It seems that all non .h/.cpp files will be copied into the package, which is definitely not a good idea! Is this something you do in the introjucer, or is it something that xcode automatically does? I use Xcode 3.
The only files that’ll be added as resources are ones that aren’t compiled or added to the binary data. I think it’s reasonable to assume that any files which have no other purpose must be there because you want them as a resource…?
No, i don’t think so. It can happen that you going to ship files with the binary that weren’t intended to be included. The problem is that you don’t notice it.
But those wouldn’t need to go into the project at all. If you’ve added a file to the introjucer project, it’s fair to assume that you expect it to do something with that file!
yes, i expect it to do something, it should be added to the project file tree, nothing more.
I have exactly the same issue. I have a text file full of self notes that I find useful to be one click launch-able from inside my IDE.
I still agree with Jules here though. When I add something to a project I’m logically including it in the project. If I want to override that, the introjucer helpfully allows me to do so, but this is a niche need. The more common need is that a bunch of resources are being added because they will be part of the binary, and having the user manually activate them all in the introjucer would be obnoxious.
tl;dr, the principals of least surprise, and maximum common utility suggest Jules chose correctly.
no no no, i can’t believe that you agree with jules.
Adding something to the project, and adding something as resources is something completely different and a security problem (you don’t notice it) and has uncommon opt-out behavior.
The only consistent solution would be to mark it like the binary resources with a “copy to resources” check-box!
Well, I guess it could have another option for “add to resources” to disable it. Will add it to my to-do-list.
bump, could you please stop that non cpp automatically added to the resources. Its highly security relevant!!!

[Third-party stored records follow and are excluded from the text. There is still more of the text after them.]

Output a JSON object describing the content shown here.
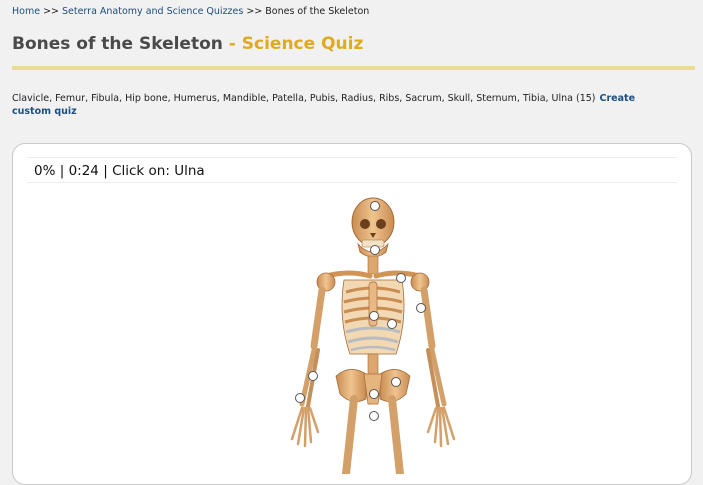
{
  "breadcrumb": {
    "items": [
      {
        "label": "Home"
      },
      {
        "label": "Seterra Anatomy and Science Quizzes"
      },
      {
        "label": "Bones of the Skeleton"
      }
    ],
    "separator": ">>"
  },
  "page": {
    "title_main": "Bones of the Skeleton",
    "title_accent": "- Science Quiz"
  },
  "bone_list": {
    "text": "Clavicle, Femur, Fibula, Hip bone, Humerus, Mandible, Patella, Pubis, Radius, Ribs, Sacrum, Skull, Sternum, Tibia, Ulna (15)",
    "custom_link": "Create custom quiz"
  },
  "quiz": {
    "percent": "0%",
    "timer": "0:24",
    "prompt_label": "Click on:",
    "target": "Ulna",
    "divider": "|"
  },
  "colors": {
    "link": "#1d4f7d",
    "accent": "#e0aa1c",
    "rule": "#ebdc95",
    "bone": "#d9a26b"
  }
}
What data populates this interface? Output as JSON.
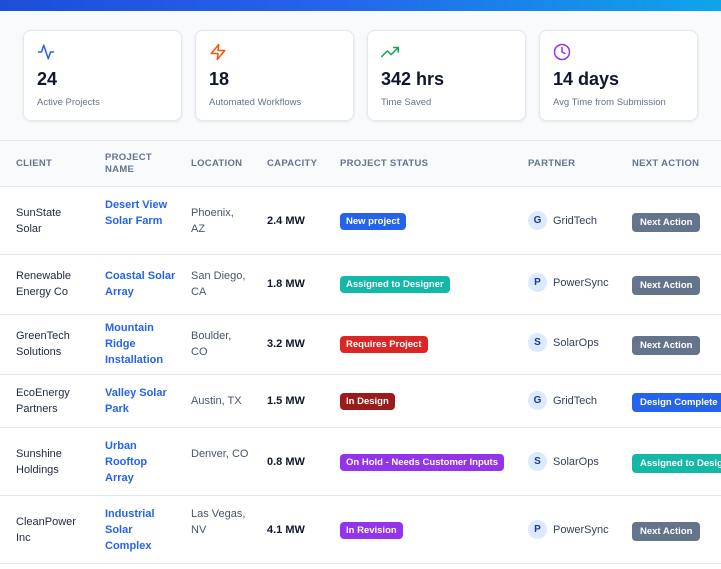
{
  "stats": [
    {
      "value": "24",
      "label": "Active Projects",
      "icon": "activity-icon",
      "color": "#2563eb"
    },
    {
      "value": "18",
      "label": "Automated Workflows",
      "icon": "lightning-icon",
      "color": "#ea580c"
    },
    {
      "value": "342 hrs",
      "label": "Time Saved",
      "icon": "trending-up-icon",
      "color": "#16a34a"
    },
    {
      "value": "14 days",
      "label": "Avg Time from Submission",
      "icon": "clock-icon",
      "color": "#9333ea"
    }
  ],
  "table": {
    "headers": {
      "client": "CLIENT",
      "project_name": "PROJECT NAME",
      "location": "LOCATION",
      "capacity": "CAPACITY",
      "status": "PROJECT STATUS",
      "partner": "PARTNER",
      "action": "NEXT ACTION"
    },
    "rows": [
      {
        "client": "SunState Solar",
        "project": "Desert View Solar Farm",
        "location": "Phoenix, AZ",
        "capacity": "2.4 MW",
        "status": "New project",
        "status_color": "#2563eb",
        "partner_initial": "G",
        "partner": "GridTech",
        "action": "Next Action",
        "action_color": "#64748b"
      },
      {
        "client": "Renewable Energy Co",
        "project": "Coastal Solar Array",
        "location": "San Diego, CA",
        "capacity": "1.8 MW",
        "status": "Assigned to Designer",
        "status_color": "#14b8a6",
        "partner_initial": "P",
        "partner": "PowerSync",
        "action": "Next Action",
        "action_color": "#64748b"
      },
      {
        "client": "GreenTech Solutions",
        "project": "Mountain Ridge Installation",
        "location": "Boulder, CO",
        "capacity": "3.2 MW",
        "status": "Requires Project",
        "status_color": "#dc2626",
        "partner_initial": "S",
        "partner": "SolarOps",
        "action": "Next Action",
        "action_color": "#64748b"
      },
      {
        "client": "EcoEnergy Partners",
        "project": "Valley Solar Park",
        "location": "Austin, TX",
        "capacity": "1.5 MW",
        "status": "In Design",
        "status_color": "#991b1b",
        "partner_initial": "G",
        "partner": "GridTech",
        "action": "Design Complete",
        "action_color": "#2563eb"
      },
      {
        "client": "Sunshine Holdings",
        "project": "Urban Rooftop Array",
        "location": "Denver, CO",
        "capacity": "0.8 MW",
        "status": "On Hold - Needs Customer Inputs",
        "status_color": "#9333ea",
        "partner_initial": "S",
        "partner": "SolarOps",
        "action": "Assigned to Designer",
        "action_color": "#14b8a6"
      },
      {
        "client": "CleanPower Inc",
        "project": "Industrial Solar Complex",
        "location": "Las Vegas, NV",
        "capacity": "4.1 MW",
        "status": "In Revision",
        "status_color": "#9333ea",
        "partner_initial": "P",
        "partner": "PowerSync",
        "action": "Next Action",
        "action_color": "#64748b"
      }
    ]
  }
}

Didn’t I already do this ages ago? There’s already a shouldBeAddedToBinaryResourcesByDefault() method that returns false for source files.
no i mean the files that will be copied to the mac application package. No files should automatically added to them. No no never!
For example you add whole folders to you source-tree, they might contain xml-files or configuration scripts may contain sensible data (copy-protection etc…) the end-user should not see…
But it deliberately copies files into the package, because that’s a feature that people use! The way it’s designed is that if you have a file in your tree, then it’ll either add it to the binary data, or to the package resources. I can’t just change the way that logic works, or other people’s projects will stop working!
To do what you’re asking, I’d need to extend the UI and project to add an extra setting + flag to say whether each file can be exported or just kept private in the project.
I have nothing against package files, i use them too, but the current behavior is just bad interface design
- counterintiutiv (there is absolute no visual feedback that files are in the package)
- inconsistent (there are no package files on windows, so this logic “then it’ll either add it to the binary data, or to the package resources” makes no sense for multi-platform support )
- security problem (because accidentally adding unwanted files)
Maybe you see this from an mac-developer perspective, i you coming from windows you may didn’t even now that you send unwanted files to your costumer.
Anyway i have a check script that control the output package, but i think that may can be a problem for other people.
It appears that this is still a restriction with the Introjucer so I'd like to vote for adding this ability. I have numerous files which I use to assist in my development and not having them available as part of the IDE flow is quite inconvenient. I don't believe it's correct to say that workspace resources equal final product resources. For example if you were building a car you might have hundreds of documents detailing the build requirements, but the finished vehicle might only contain an owner's manual. Silly analogy perhaps but that's my 2 cents.